The certifying compiler for Safe is still under development. Although its front-end has been already implemented and may be considered as stable, its back-ends are still in early stages.
The currently implemented phases of the compiler's front-end are shown in this figure:
It generates an abstract syntax tree (AST) representation from a source program, written in Full-Safe. The preprocessing phase expands the include directives with the corresponding files. This phase is implemented by using standard lexer and parser generating tools, like Alex and Happy.
Several checks related to the scope of identifiers are done at this level. Variable identifers are also renamed in order to avoid name clashes in the subsequent compiler phases.

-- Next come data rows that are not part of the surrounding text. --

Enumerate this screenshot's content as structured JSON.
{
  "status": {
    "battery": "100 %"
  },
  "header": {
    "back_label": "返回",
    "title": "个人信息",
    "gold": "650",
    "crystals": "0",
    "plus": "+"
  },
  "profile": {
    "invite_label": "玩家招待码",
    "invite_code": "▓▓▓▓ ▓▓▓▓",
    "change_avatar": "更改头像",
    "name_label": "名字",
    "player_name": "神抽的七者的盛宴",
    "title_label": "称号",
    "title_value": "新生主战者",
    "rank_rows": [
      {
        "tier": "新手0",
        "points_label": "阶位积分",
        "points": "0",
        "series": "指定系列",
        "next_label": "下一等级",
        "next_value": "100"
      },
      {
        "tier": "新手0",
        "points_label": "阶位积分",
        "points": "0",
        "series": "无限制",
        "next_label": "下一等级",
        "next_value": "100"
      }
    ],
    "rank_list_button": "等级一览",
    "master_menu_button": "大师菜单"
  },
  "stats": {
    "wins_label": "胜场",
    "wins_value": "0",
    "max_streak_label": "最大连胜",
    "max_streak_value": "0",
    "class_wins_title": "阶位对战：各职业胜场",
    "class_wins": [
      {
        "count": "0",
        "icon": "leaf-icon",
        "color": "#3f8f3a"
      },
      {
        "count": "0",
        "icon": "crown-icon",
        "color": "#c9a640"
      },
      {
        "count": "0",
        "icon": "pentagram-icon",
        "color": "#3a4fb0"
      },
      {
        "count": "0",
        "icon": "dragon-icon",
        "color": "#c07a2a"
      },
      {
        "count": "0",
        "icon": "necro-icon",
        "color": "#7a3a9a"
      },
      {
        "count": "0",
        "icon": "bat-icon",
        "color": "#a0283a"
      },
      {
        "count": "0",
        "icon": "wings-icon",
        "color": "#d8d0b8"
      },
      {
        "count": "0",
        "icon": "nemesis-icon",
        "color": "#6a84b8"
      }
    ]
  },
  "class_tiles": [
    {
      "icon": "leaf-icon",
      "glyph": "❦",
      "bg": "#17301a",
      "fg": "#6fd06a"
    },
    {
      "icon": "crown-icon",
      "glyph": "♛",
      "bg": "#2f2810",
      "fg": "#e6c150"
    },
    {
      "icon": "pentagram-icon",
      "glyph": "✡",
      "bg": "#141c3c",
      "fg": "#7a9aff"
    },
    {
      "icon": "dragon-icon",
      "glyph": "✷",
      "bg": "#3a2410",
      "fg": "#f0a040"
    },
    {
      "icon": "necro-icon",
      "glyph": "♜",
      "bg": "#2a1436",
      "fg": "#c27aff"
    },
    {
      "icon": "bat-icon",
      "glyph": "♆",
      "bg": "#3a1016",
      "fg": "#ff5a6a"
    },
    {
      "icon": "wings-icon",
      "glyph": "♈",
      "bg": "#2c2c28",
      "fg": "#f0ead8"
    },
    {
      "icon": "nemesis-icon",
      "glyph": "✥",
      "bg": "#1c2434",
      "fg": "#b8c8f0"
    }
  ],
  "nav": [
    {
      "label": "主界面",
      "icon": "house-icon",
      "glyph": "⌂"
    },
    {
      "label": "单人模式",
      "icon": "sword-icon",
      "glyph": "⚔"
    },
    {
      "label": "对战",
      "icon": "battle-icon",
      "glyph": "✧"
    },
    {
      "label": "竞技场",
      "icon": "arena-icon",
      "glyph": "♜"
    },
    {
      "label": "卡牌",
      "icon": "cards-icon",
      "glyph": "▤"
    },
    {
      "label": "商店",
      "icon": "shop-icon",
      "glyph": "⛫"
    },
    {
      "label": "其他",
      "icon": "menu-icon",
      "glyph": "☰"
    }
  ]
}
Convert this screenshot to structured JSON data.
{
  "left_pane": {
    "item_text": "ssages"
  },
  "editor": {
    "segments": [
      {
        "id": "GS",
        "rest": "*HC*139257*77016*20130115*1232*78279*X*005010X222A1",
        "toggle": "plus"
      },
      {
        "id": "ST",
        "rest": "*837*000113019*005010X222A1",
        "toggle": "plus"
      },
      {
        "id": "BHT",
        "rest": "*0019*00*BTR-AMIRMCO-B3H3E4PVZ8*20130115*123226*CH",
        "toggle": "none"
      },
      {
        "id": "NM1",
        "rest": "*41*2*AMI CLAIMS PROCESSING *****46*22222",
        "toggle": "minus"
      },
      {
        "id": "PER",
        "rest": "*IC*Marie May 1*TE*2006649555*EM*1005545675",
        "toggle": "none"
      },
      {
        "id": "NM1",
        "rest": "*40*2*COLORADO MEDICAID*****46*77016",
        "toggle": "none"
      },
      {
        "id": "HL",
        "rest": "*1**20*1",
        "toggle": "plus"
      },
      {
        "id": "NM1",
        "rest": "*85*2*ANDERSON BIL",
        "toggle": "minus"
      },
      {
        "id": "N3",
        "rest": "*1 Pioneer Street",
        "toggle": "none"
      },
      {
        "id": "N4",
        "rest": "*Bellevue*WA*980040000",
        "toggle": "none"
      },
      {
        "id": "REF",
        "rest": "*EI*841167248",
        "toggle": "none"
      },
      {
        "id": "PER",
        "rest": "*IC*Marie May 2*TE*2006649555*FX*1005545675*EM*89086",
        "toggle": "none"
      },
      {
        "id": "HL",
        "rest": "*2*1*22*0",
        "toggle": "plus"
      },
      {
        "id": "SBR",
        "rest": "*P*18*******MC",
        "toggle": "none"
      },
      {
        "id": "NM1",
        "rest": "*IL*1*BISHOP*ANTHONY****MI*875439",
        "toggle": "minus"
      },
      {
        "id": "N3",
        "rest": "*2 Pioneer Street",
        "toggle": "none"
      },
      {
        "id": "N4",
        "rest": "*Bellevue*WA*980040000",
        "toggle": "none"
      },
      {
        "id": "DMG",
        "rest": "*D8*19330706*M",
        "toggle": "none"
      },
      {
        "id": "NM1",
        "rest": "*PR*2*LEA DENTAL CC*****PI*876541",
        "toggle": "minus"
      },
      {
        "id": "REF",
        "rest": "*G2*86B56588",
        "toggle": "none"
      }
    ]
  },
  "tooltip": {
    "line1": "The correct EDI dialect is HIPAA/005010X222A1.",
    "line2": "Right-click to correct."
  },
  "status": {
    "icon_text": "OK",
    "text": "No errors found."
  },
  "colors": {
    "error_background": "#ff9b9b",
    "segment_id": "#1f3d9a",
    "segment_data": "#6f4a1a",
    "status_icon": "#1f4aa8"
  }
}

It performs a Hindley-Milner type inference, without regard to explicit destruction. At the same time, algebraic data types are also decorated with regions and region annotations are inserted into the program.
Related papers: WFLP'09
The decorated AST corresponding to the Full-Safe program is transformed into a Core-Safe representation, preserving type and region annotations.
For each subexpression, a set of variables that may point to a (non)recursive descendant of the result is computed. The AST is decorated with the necessary sharing information in order to perform the safe type inference.
Related papers: TFP'06
It checks whether the program accepts a valid safe typing and it infers such type. If a type is successfully inferred, then the program is guaranteed not to access dangling pointers at runtime.
It computes an upper bound to the heap and stack memory needs for each function definition. The result is given as a function on the input sizes. Unlike the rest of the compiler, which is mostly implemented in Haskell, this phase has been implemented with the help of the Maple computer algebra system. The Haskell front-end just flattens the expressions of the program into sets of sequences of basic expressions. Then, each of these sequences is translated into an intermediate representation that can be processed by Maple.
Related papers: FOPARA'09
This phase performs the actual translation into JavaTM bytecode. It runs in two phases. Firstly, the function definitions are translated into instructions of an imperative abstract machine (SVM - Safe Virtual Machine). Then, these instructions are further translated into bytecode of the JVM.
The correctness of these two phases has been formally certified in Isabelle/HOL. The corresponding theories can be found here:
It generates and Isabelle/HOL script that proves the absence of dangling pointers. In a Proof-carrying Code scenario, the code consumer would receive this proof with the object code in order to verify these safety properties.
Related papers: IFM'10
This phase transforms the translation of Core-Safe code into a Term Rewriting System, so that it can be analysed by some state-of-the-art tools (such as μ-term and AProVE) for proving termination properties of TRS.
Related papers: LOPSTR'08
This phase generates first-order formulae in Tarski's theory of real closed fields, so that it can be verified by the QEPCAD system.
Related papers: FM'11